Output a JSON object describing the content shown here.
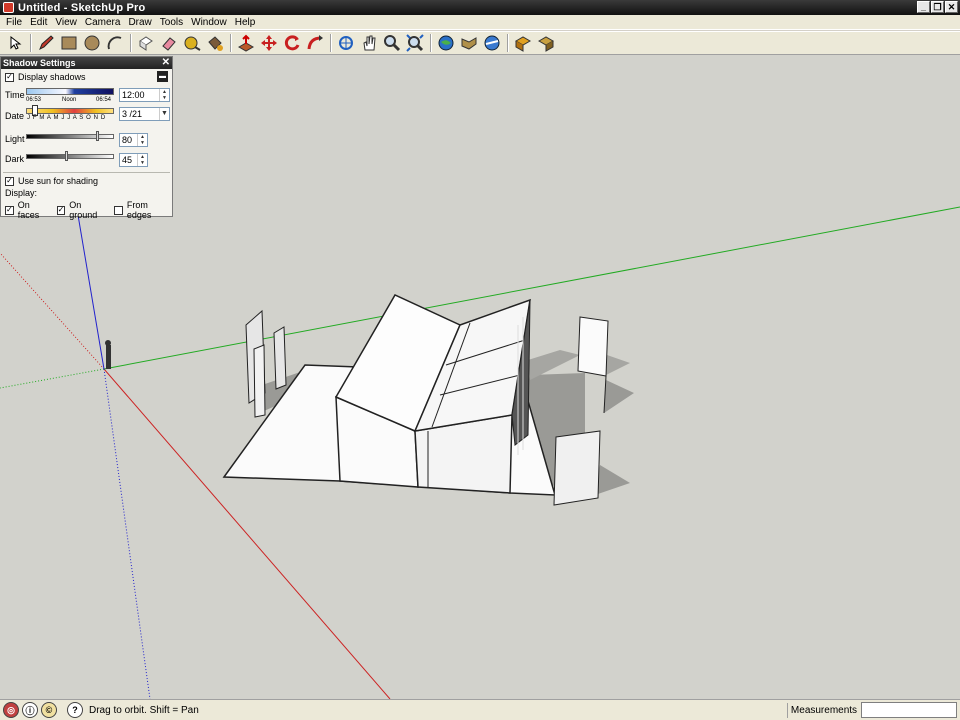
{
  "window": {
    "title": "Untitled - SketchUp Pro",
    "controls": [
      "_",
      "❐",
      "✕"
    ]
  },
  "menu": [
    "File",
    "Edit",
    "View",
    "Camera",
    "Draw",
    "Tools",
    "Window",
    "Help"
  ],
  "toolbar": {
    "tools": [
      "select-icon",
      "pencil-icon",
      "rectangle-icon",
      "circle-icon",
      "arc-icon",
      "make-component-icon",
      "eraser-icon",
      "tape-measure-icon",
      "paint-bucket-icon",
      "push-pull-icon",
      "move-icon",
      "rotate-icon",
      "follow-me-icon",
      "orbit-icon",
      "pan-icon",
      "zoom-icon",
      "zoom-extents-icon",
      "get-models-icon",
      "share-model-icon",
      "google-earth-icon",
      "get-current-view-icon",
      "toggle-terrain-icon"
    ]
  },
  "shadow_panel": {
    "title": "Shadow Settings",
    "display_shadows_label": "Display shadows",
    "display_shadows_checked": true,
    "time_label": "Time",
    "time_start": "06:53",
    "time_noon": "Noon",
    "time_end": "06:54",
    "time_value": "12:00",
    "date_label": "Date",
    "months": "J F M A M J J A S O N D",
    "date_value": "3 /21",
    "light_label": "Light",
    "light_value": "80",
    "light_level": 0.8,
    "dark_label": "Dark",
    "dark_value": "45",
    "dark_level": 0.45,
    "use_sun_label": "Use sun for shading",
    "use_sun_checked": true,
    "display_label": "Display:",
    "on_faces_label": "On faces",
    "on_faces_checked": true,
    "on_ground_label": "On ground",
    "on_ground_checked": true,
    "from_edges_label": "From edges",
    "from_edges_checked": false
  },
  "status": {
    "hint": "Drag to orbit.  Shift = Pan",
    "measurements_label": "Measurements",
    "measurements_value": ""
  },
  "colors": {
    "red_axis": "#cc2222",
    "green_axis": "#22aa22",
    "blue_axis": "#2222cc",
    "background": "#d2d2cc"
  }
}
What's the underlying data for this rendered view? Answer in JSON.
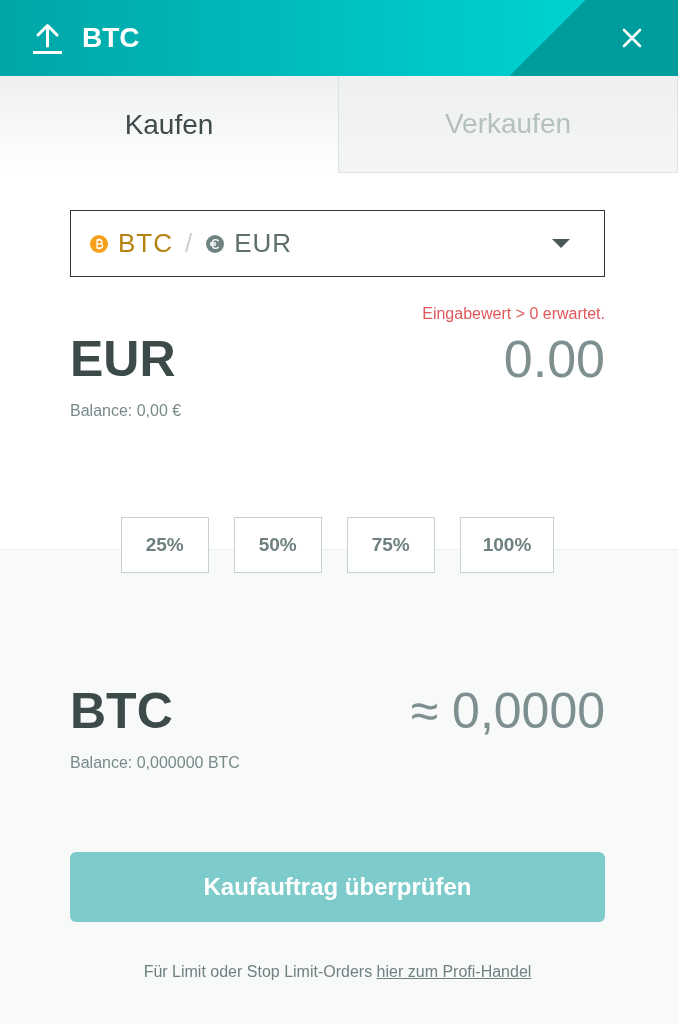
{
  "header": {
    "title": "BTC"
  },
  "tabs": [
    {
      "label": "Kaufen",
      "selected": true
    },
    {
      "label": "Verkaufen",
      "selected": false
    }
  ],
  "pair_select": {
    "base": "BTC",
    "separator": "/",
    "quote": "EUR"
  },
  "pay": {
    "currency": "EUR",
    "error": "Eingabewert > 0 erwartet.",
    "amount": "0.00",
    "balance": "Balance: 0,00 €"
  },
  "percent_buttons": [
    "25%",
    "50%",
    "75%",
    "100%"
  ],
  "receive": {
    "currency": "BTC",
    "amount": "≈ 0,0000",
    "balance": "Balance: 0,000000 BTC"
  },
  "submit_button": {
    "label": "Kaufauftrag überprüfen",
    "disabled": true
  },
  "footer": {
    "text": "Für Limit oder Stop Limit-Orders",
    "link": "hier zum Profi-Handel"
  }
}
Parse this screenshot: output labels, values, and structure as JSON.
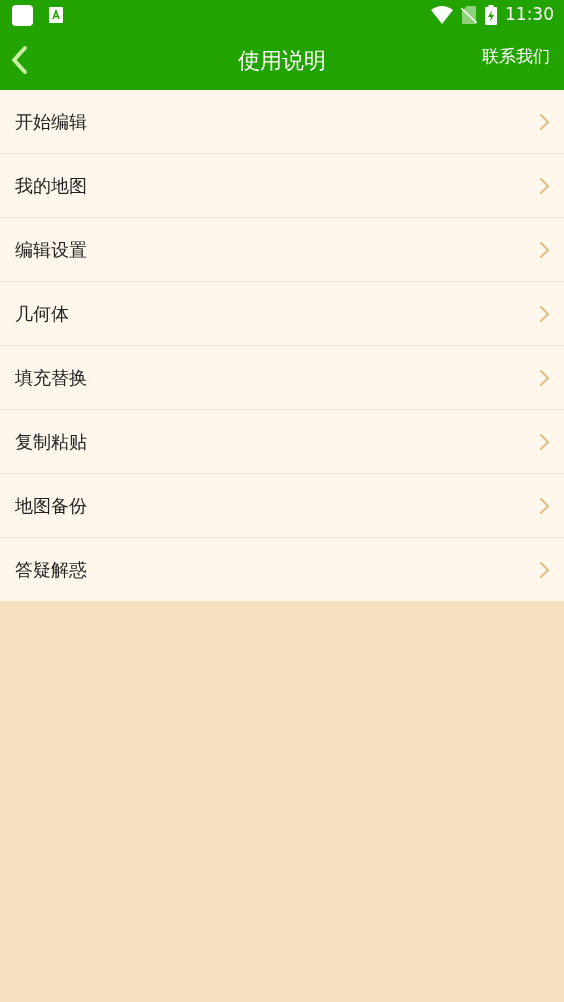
{
  "status_bar": {
    "time": "11:30"
  },
  "header": {
    "title": "使用说明",
    "action": "联系我们"
  },
  "items": [
    {
      "label": "开始编辑"
    },
    {
      "label": "我的地图"
    },
    {
      "label": "编辑设置"
    },
    {
      "label": "几何体"
    },
    {
      "label": "填充替换"
    },
    {
      "label": "复制粘贴"
    },
    {
      "label": "地图备份"
    },
    {
      "label": "答疑解惑"
    }
  ]
}
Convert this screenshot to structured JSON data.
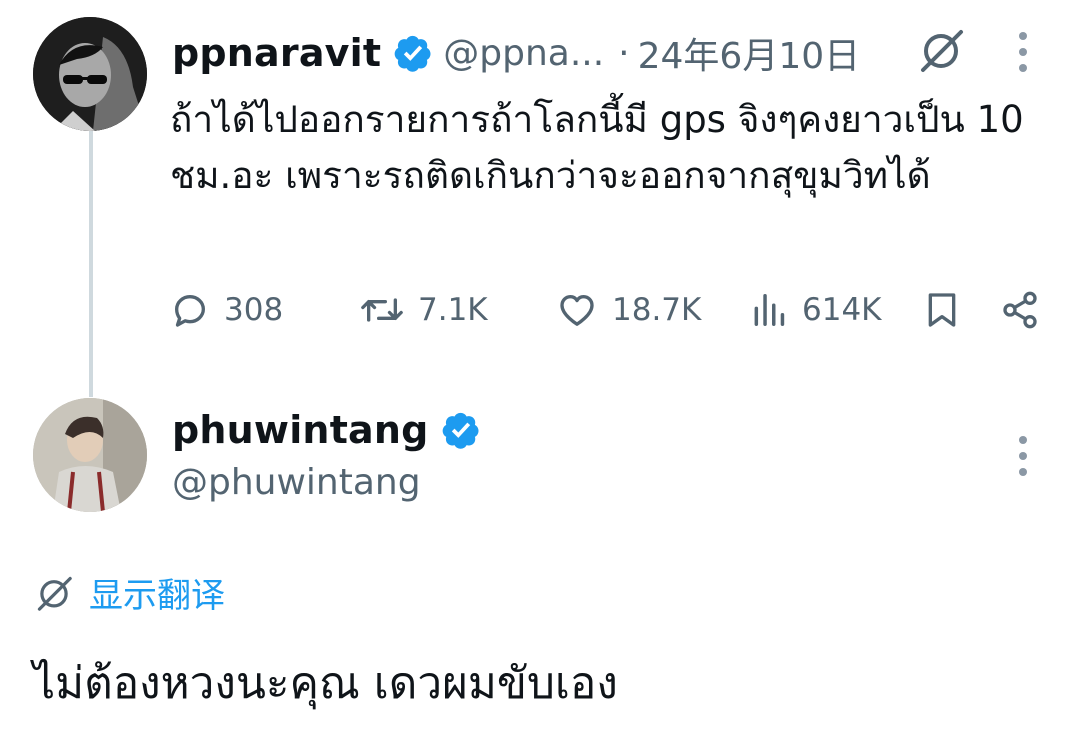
{
  "tweet": {
    "author_name": "ppnaravit",
    "author_handle": "@ppna...",
    "separator": "·",
    "date": "24年6月10日",
    "text": "ถ้าได้ไปออกรายการถ้าโลกนี้มี gps จิงๆคงยาวเป็น 10 ชม.อะ เพราะรถติดเกินกว่าจะออกจากสุขุมวิทได้",
    "stats": {
      "replies": "308",
      "retweets": "7.1K",
      "likes": "18.7K",
      "views": "614K"
    }
  },
  "reply": {
    "author_name": "phuwintang",
    "author_handle": "@phuwintang",
    "translate_label": "显示翻译",
    "text": "ไม่ต้องหวงนะคุณ เดวผมขับเอง"
  },
  "colors": {
    "verified": "#1d9bf0",
    "link": "#1d9bf0",
    "secondary_text": "#536471",
    "thread_line": "#cfd9de"
  },
  "icons": [
    "verified-badge-icon",
    "grok-icon",
    "more-icon",
    "reply-icon",
    "retweet-icon",
    "like-icon",
    "views-icon",
    "bookmark-icon",
    "share-icon",
    "translate-icon"
  ]
}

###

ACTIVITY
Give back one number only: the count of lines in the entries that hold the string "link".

RESULT BELOW
2